Copy out each line of the data below in which the string "this" appears.

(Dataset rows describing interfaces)
[Start of section]

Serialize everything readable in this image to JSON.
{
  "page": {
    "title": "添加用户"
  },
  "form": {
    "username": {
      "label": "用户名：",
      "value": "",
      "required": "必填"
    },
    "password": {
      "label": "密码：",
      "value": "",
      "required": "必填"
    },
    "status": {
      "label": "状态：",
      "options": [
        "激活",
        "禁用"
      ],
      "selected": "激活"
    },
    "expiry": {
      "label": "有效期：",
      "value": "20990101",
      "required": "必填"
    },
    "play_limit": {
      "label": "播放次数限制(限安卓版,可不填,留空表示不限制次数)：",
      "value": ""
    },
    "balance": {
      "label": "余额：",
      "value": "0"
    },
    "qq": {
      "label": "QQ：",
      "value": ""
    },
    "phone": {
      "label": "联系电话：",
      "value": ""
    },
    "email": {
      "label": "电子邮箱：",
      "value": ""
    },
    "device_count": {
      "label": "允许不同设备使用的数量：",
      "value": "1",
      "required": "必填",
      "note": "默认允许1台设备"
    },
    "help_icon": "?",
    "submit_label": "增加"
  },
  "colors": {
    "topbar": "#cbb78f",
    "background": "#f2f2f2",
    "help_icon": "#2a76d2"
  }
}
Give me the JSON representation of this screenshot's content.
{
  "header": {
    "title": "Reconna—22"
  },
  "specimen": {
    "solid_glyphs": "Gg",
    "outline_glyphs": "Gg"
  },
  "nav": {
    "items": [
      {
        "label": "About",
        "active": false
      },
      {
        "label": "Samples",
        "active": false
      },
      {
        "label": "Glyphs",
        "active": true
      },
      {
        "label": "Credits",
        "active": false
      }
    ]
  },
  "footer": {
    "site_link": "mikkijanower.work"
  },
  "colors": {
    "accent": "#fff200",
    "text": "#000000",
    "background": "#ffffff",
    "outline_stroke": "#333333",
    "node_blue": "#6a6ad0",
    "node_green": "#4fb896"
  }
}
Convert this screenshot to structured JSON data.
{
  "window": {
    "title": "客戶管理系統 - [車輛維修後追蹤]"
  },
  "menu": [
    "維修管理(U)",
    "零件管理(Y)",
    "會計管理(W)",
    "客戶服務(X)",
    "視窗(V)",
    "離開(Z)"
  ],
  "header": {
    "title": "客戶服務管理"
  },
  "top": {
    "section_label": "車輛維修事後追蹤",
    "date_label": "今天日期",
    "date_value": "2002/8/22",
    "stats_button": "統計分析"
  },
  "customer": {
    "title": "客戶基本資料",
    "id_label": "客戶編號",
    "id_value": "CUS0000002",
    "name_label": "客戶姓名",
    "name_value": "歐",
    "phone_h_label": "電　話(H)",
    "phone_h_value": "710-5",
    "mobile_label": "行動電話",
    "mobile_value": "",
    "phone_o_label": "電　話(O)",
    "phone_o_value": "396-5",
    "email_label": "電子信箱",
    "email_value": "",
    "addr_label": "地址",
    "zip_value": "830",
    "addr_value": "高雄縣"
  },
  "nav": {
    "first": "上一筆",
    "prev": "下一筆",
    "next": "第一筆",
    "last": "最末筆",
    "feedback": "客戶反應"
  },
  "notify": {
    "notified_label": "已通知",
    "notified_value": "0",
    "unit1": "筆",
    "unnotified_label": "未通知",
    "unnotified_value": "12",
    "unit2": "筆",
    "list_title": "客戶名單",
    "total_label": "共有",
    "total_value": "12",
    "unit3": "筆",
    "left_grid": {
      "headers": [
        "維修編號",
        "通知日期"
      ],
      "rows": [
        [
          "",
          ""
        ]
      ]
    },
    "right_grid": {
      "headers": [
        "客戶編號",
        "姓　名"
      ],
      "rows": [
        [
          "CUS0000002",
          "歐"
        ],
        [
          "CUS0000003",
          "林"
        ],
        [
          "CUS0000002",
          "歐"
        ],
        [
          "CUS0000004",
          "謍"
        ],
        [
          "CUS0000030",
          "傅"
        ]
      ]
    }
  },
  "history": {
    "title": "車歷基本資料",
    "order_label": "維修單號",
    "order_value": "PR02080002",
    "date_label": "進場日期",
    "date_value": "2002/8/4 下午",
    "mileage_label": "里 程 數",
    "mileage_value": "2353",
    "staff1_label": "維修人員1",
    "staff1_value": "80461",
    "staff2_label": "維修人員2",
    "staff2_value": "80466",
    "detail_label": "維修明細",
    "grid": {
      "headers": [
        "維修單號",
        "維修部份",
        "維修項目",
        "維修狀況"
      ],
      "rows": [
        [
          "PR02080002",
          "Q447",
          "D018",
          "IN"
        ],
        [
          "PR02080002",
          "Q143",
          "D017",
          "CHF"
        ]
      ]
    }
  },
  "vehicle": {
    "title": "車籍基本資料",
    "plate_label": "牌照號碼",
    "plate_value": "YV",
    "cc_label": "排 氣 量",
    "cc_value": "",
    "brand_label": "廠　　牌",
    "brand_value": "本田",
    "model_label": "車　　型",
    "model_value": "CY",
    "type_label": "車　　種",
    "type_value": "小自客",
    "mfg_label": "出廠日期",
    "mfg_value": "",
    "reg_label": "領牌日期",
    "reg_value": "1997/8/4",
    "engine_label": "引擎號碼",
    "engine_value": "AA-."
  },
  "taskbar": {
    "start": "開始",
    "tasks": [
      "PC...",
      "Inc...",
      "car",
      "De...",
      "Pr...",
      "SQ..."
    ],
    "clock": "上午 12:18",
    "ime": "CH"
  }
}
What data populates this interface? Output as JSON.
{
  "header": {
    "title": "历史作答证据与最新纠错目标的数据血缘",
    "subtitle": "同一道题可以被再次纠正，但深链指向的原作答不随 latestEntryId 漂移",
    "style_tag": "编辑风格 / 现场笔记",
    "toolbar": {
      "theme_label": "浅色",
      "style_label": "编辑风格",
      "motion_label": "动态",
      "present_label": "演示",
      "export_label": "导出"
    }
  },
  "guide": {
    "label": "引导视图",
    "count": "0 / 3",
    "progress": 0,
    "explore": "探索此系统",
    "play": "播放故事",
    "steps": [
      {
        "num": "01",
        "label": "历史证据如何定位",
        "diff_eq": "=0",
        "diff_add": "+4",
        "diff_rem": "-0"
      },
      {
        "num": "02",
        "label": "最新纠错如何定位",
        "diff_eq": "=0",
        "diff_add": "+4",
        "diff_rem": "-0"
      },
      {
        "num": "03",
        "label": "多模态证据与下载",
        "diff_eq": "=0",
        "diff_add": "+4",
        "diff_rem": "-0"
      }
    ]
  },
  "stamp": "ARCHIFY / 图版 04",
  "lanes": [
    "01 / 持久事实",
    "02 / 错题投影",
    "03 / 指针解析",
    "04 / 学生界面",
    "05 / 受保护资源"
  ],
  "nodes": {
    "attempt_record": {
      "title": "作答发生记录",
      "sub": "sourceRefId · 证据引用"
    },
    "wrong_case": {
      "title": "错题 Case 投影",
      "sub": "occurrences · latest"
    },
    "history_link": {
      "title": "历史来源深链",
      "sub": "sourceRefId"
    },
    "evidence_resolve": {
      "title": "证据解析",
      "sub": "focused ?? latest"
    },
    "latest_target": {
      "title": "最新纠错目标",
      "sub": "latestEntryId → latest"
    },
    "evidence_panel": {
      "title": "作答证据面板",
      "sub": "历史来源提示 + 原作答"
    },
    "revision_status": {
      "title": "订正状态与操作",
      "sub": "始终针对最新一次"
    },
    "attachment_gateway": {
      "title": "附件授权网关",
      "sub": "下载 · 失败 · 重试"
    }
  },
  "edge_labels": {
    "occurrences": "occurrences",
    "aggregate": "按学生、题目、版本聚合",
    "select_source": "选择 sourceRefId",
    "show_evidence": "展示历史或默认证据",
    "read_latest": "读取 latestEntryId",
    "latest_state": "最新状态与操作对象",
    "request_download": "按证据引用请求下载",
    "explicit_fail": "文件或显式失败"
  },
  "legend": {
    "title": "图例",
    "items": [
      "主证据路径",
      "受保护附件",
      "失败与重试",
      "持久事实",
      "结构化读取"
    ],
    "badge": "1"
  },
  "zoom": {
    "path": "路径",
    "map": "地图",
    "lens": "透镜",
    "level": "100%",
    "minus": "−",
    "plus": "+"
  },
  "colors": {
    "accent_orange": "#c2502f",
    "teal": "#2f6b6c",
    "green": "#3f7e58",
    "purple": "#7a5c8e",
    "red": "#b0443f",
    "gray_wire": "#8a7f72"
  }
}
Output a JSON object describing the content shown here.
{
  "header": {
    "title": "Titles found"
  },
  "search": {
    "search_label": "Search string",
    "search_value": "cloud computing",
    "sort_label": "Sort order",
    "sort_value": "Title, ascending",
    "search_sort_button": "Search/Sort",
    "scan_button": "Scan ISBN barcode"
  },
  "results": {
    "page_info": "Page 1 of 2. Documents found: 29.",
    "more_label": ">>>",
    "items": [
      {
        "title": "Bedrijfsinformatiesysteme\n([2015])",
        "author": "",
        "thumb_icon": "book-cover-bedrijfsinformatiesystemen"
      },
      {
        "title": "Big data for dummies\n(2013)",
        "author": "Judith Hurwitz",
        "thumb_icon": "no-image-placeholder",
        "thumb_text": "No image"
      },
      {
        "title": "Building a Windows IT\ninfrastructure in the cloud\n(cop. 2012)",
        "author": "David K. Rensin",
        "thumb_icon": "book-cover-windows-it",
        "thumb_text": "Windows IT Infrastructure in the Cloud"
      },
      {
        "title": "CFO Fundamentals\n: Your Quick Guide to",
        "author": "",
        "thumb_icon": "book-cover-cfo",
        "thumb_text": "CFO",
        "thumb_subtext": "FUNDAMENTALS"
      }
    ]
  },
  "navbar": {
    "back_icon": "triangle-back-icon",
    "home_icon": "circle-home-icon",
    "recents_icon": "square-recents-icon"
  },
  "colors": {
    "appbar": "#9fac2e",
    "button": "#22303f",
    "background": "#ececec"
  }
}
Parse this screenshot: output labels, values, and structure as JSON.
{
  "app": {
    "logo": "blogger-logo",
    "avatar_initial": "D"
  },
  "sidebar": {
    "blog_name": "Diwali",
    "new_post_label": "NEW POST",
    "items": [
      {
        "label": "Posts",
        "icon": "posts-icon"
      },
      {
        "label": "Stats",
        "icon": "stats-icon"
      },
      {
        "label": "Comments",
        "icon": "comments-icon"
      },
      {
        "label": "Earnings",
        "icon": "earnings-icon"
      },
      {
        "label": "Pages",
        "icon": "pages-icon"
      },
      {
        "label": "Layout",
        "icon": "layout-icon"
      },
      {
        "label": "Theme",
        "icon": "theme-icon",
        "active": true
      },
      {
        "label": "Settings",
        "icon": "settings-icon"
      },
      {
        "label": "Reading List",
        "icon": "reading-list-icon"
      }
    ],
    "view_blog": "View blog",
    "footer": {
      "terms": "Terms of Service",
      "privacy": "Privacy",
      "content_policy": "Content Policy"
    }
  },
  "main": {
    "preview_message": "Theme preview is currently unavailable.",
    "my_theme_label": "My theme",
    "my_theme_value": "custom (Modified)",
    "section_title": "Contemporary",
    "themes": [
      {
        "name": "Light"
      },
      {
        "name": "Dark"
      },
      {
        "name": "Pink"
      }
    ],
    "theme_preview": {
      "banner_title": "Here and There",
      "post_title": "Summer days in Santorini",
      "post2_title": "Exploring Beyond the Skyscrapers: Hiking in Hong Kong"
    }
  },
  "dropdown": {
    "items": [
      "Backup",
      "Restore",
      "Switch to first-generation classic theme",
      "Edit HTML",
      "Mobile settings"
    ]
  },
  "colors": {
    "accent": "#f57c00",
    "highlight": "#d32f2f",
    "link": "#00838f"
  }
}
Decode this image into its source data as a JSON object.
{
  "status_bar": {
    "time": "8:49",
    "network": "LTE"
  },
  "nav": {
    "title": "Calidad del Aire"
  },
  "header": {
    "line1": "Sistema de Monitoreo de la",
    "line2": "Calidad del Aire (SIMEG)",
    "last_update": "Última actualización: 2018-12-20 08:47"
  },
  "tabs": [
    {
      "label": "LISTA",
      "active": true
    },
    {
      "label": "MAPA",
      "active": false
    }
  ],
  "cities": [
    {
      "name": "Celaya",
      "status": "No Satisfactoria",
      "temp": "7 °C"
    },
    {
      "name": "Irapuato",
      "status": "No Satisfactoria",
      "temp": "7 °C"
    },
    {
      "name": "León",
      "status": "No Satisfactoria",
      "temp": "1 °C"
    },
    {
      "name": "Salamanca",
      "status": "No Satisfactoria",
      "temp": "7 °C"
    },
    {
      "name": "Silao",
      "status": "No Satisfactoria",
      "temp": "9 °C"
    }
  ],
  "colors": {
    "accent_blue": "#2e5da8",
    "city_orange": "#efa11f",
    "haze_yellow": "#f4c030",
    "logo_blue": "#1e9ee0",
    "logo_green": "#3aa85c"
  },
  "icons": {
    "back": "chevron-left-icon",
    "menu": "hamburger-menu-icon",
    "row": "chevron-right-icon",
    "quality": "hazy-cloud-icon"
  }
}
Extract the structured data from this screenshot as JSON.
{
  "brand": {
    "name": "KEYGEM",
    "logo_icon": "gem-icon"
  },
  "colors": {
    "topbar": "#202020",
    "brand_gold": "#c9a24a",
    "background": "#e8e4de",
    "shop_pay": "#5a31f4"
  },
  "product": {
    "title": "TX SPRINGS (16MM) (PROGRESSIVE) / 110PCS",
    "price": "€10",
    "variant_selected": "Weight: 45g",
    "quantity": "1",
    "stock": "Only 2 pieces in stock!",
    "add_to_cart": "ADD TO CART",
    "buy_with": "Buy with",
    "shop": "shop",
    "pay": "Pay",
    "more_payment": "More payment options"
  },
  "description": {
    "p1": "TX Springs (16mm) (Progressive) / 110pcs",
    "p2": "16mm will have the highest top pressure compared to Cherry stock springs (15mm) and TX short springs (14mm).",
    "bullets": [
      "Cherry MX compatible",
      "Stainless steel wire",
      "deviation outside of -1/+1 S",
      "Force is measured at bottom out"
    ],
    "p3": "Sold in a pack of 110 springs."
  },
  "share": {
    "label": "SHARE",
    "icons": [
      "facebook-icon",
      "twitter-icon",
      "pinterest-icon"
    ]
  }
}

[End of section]

**YOUR SOLUTION:**
Serialize everything readable in this image to JSON.
Give me the JSON representation of this screenshot's content.
Convert this screenshot to structured JSON data.
What data populates this interface? Output as JSON.
Parse this screenshot: output labels, values, and structure as JSON.
Decode this image into its source data as a JSON object.
Extract the structured data from this screenshot as JSON.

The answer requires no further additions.